Wall Street Journal: Some Colleges Cut, Eliminate Student Debt

Submitted by Caroline J. Hanna
Amherst President Anthony W. Marx discussed the college's decision to replace all loans with scholarships in a Nov. 29 Wall Street Journal story. Also featured in the piece was Jessica Mestre '10, who told the newspaper that the new policy enabled to look at her future a little differently: "I don't know my major or my career plans yet, but this relieves the pressure."

Self-Help: Student Loans

Amherst College has replaced the loan component of all financial aid awards with scholarship aid.  This loan elimination represents a huge financial commitment by the College and is expected to aid middle income families applying to Amherst.

Students may still choose to borrow a student loan to purchase a computer, replace an expected summer savings shortfall, or replace work in the financial aid package.

Self-Help: Student Loans

Amherst College financial aid packages do not include student loans to meet demonstrated financial need. Students may still decide to borrow to purchase a computer, replace the student income contribution, replace work in the financial aid package, or as a family financing option. All student loan programs provide for long-term repayment at moderate interest rates. The repayment period may be as long as ten years and a monthly minimum payment is required. Repayment of principal is not required while a student is enrolled at Amherst or another recognized post secondary institution.

Monthly Payment Plan

This plan is sponsored by the College and administered by Tuition Management Systems (TMS). Through the plan, a student's semester charges may be paid in five installments beginning in June for the fall term and beginning in November for the spring term. Those starting the plan after June 15 for the fall semester, or after November 15 for the spring semester must include back payments with the application.

There is a $35 per semester non-refundable application fee; there is no finance or interest charge.

Alternative Student Loans

Many different lenders are offering alternative loans, and one should consider applying for a private, alternative educational loan only after exhausting all other possible sources of funds.

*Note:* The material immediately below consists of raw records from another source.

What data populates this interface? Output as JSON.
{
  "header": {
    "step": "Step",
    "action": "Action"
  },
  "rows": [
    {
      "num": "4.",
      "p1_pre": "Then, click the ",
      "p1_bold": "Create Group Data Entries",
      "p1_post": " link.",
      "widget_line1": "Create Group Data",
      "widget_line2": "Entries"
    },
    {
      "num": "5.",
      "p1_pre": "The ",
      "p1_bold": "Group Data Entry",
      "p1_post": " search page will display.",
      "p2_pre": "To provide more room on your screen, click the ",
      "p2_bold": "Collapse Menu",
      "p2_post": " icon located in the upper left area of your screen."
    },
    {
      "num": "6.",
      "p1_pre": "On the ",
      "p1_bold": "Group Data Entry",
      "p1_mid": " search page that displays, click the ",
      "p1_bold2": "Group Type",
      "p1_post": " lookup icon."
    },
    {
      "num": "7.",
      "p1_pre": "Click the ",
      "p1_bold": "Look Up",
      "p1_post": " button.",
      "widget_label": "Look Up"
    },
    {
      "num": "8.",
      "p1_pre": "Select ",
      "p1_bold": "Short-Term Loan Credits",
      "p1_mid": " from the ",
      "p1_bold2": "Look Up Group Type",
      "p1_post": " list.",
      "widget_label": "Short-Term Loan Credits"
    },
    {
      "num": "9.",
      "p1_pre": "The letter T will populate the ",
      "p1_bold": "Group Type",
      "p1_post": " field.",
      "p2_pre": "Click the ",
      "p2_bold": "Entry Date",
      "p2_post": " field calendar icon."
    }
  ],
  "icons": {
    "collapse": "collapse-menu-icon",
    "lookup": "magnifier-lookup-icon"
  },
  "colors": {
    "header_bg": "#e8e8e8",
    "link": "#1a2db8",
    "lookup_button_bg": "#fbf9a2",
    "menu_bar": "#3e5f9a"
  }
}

Each loan is different, so you should become familiar with the criteria, benefits, fees, and the margins above the index. If possible, the student should apply with a parent as a co-borrower; the co-borrower may reduce applicable fees and will lower your interest rate.